Kerry White Should Not be Making Public Land Policy

White’s irrational, illogical and extremist views are dangerous for Montana’s public lands

By L.M. Caine, Tom Ross and Dick Shockley

Given how much Montanans value public lands, it’s reasonable to expect the Montana Legislature would elect someone as chair of the House Natural Resources Committee who shares those values. But that didn’t happen with the recent appointment of Rep. Kerry White.

In 2014, more than 200 heavily armed, anti-government militants answered Cliven Bundy’s call to help him fight against federal and local law enforcement officials, who were rounding up Bundy’s cattle as payment for the $1 million in grazing fees he owed – and still owes – American taxpayers. White also answered the call.

“I will be going down to Nevada, leaving tomorrow to stand with Mr. Bundy,” White announced on his Facebook page at a time when Bundy’s militants were threatening the lives of local and federal law enforcement officials and public land managers.

As a supporter of the Bundy clan and as a legislator who has introduced bills aimed at transferring and selling off American public lands, White has repeatedly shown that he’s more aligned with the radical fringe than he is with Montanans. White recently demonstrated this again when he spoke at a conference in Whitefish that featured Cliven Bundy’s son Ammon, who in 2016 led the 44-day armed occupation of Malheur National Wildlife Refuge in Oregon.

During the Malheur occupation, White again came to the defense of the Bundy clan, calling on a local sheriff “to stand up and protect those people at the Refuge … against federal soldiers.” To White’s way of thinking, an armed gang that trashes public buildings, vandalizes ancient American Indian sites, and tears down fences needed and deserved the local sheriff’s protection from federal law enforcement.

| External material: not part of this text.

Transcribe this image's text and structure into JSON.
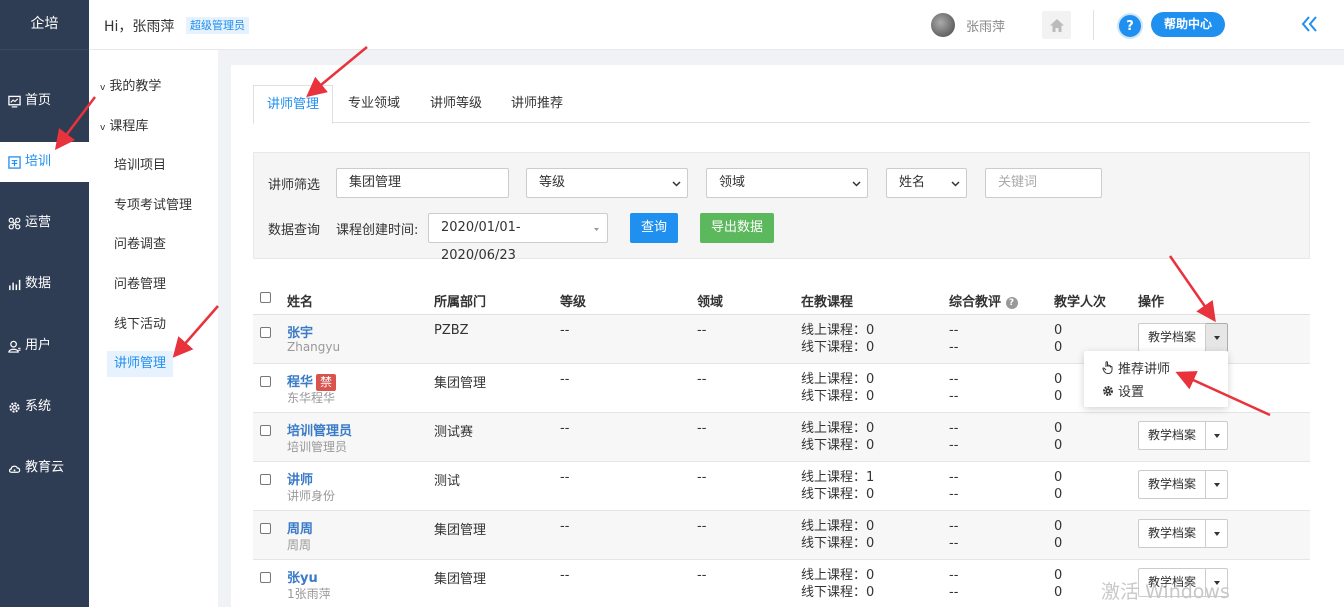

The Whitefish conference at which White spoke recently also featured radicals who advocate for terminating Indian treaty rights and eliminating tribal sovereignty, as well as those who peddle the “deep state,” Agenda 21 and other conspiracy theories meant to sow paranoia and divisiveness in our communities. White is no stranger to the Agenda 21 conspiracy theory. In 2013 he spoke at an event that organizers billed on Facebook as “Agenda 21 Opp with Kerry White.”

In addition to supporting the Bundy clan, White has served as a representative of the American Lands Council, the Utah-based group leading the charge for disposing of public lands – something Montanans across the state resoundingly reject.

According to the 2018 University of Montana Public Lands Survey, 90 percent of Montanans see the protection of public lands as being an important part of “maintaining what is best about Montana.” Eighty-seven percent of Montanans say that public lands have a positive impact on our overall quality of life. One of the largest sectors of Montana’s economy, outdoor recreation accounts for $7 billion in consumer spending, 70,000 jobs, and $286 million in state and local tax revenue. If White had his way, the foundation for this economy – public lands – would be broken.

Additionally, White has made the preposterous claim that too many trees in the forest are to blame for drought, and that if we would greatly increase the harvest of trees we wouldn’t have to worry about drought or wild fires.

White’s irrational, illogical and extremist views are dangerous for Montana’s public lands and should automatically disqualify him from holding any position, especially one of leadership, in any committee that makes public land policy.

As we head into the 2019 legislative session, we need to make sure that our elected officials are serving public lands, not working against them, as White has done for several years now. If we want to see the science-based, bipartisan legislation that Montanans deserve, we’ll need to keep a very close eye on how White leads this committee.

L.M. Caine of Bozeman owns and operates the Firehole Ranch in West Yellowstone. Tom Ross of Gallatin Gateway is a retired civil engineer who worked for 28 years in the forest products industry. Dick Shockley of Gallatin Gateway is a U.S. Army Vietnam veteran and a lifelong hunter and angler.